- Flow State. Instead of detachment of the true self from the software layer, they are a perfectly integrated team. Typically during well-practiced, deeply-known activities, from one’s highest work to sex, from spiritual experience to athletics, the Flow State comes to us as a gift. David calls this Moments of Transcendence and Self Forgetfulness. I understand the Self Forgetfulness part in that there is no subject-object division in Flow State, it is all just doing itself and is of one piece. David uses the word “lost” — “an athlete lost in sport, a believer lost in God’s love, lost in love for one another… the conscious mind disappears.” I would say instead that the chattering mind — part of the software layer — subsides, but that all minds are present (“Holosentience”) during Flow State, they are simply not dwelling on their selfdom in the usual EOP subliminally anxious way. Perhaps David is hewing to his theme of rational versus unconscious — where he is advocating a shift to include the unconscious in a more balanced way, including emotions and values. There are obviously ten places where David and I agree for every one where we might differ. In fact I doubt that we would differ once we mapped our maps together.
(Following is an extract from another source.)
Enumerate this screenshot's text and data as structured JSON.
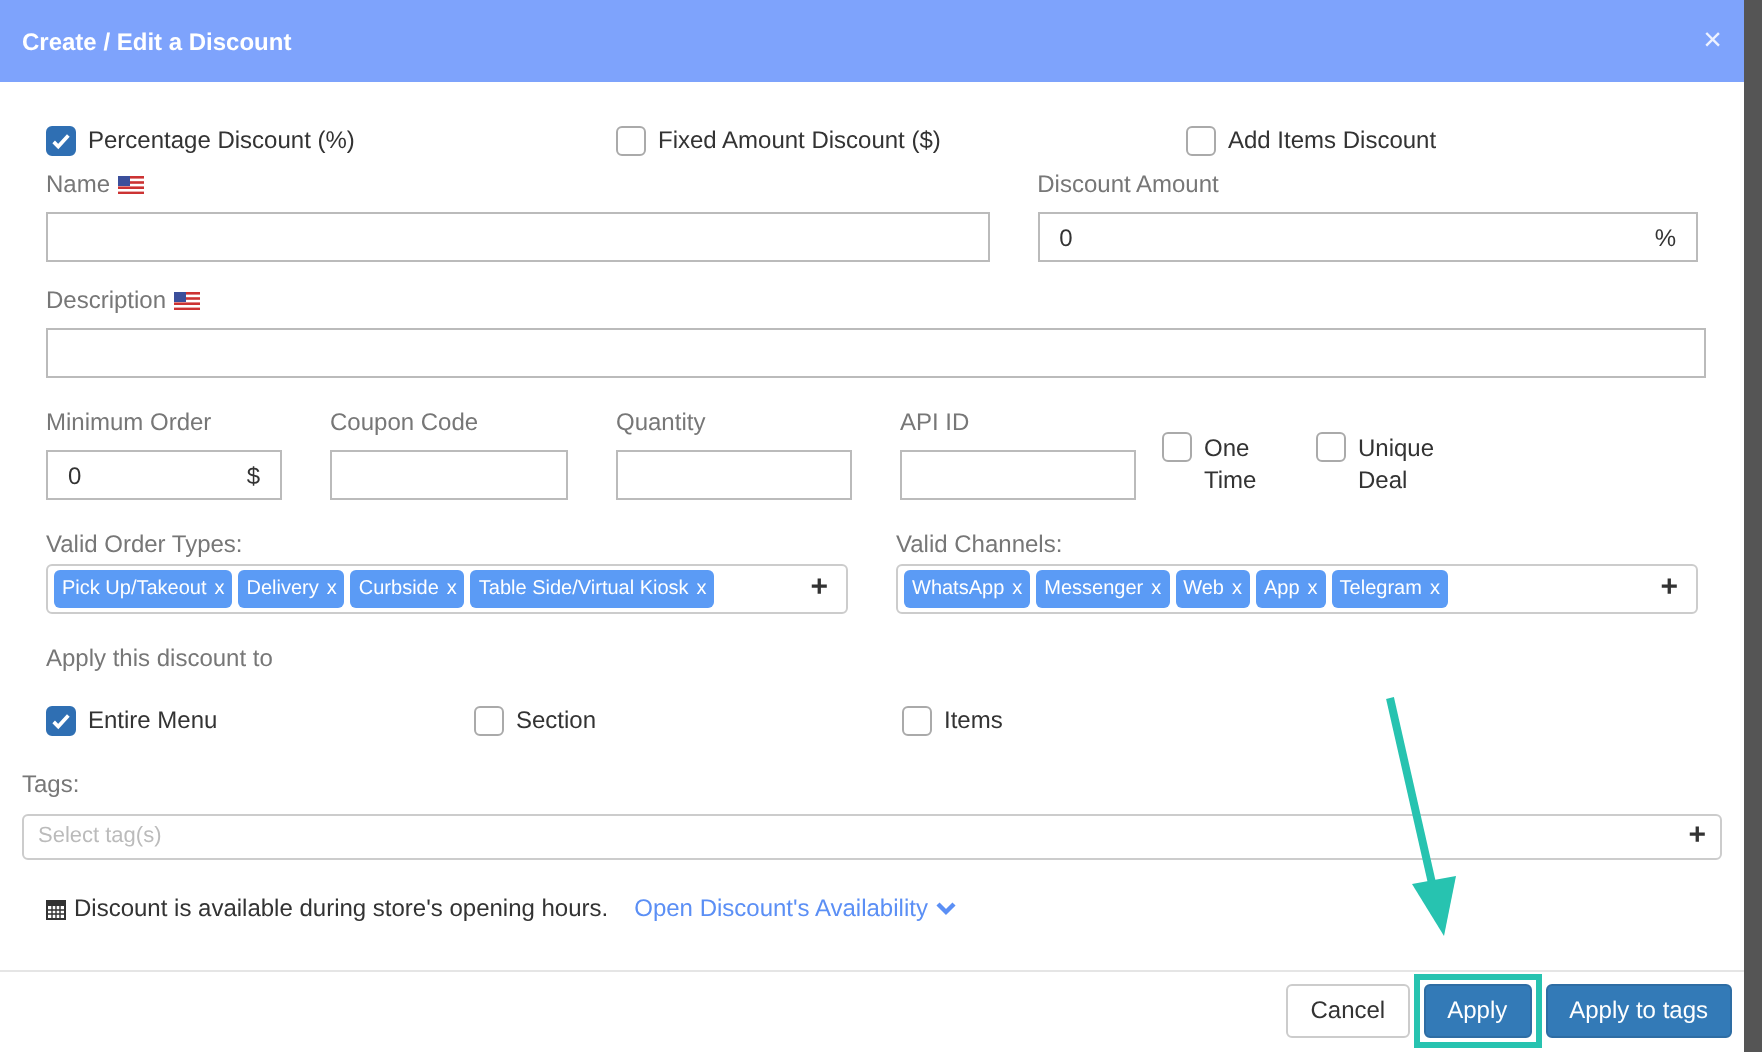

For a fun and mind-opening read get THE SOCIAL ANIMAL.
If you like it, try FREEING CREATIVE EFFECTIVENESS next. (After all, it comes with a money-back guarantee. 😀 ) It is also mind-opening and spends more time on the “how to” of it — though as John Ziegler said, “[the book] seems to do it TO you. IT works. YOU don’t.”
Best to all,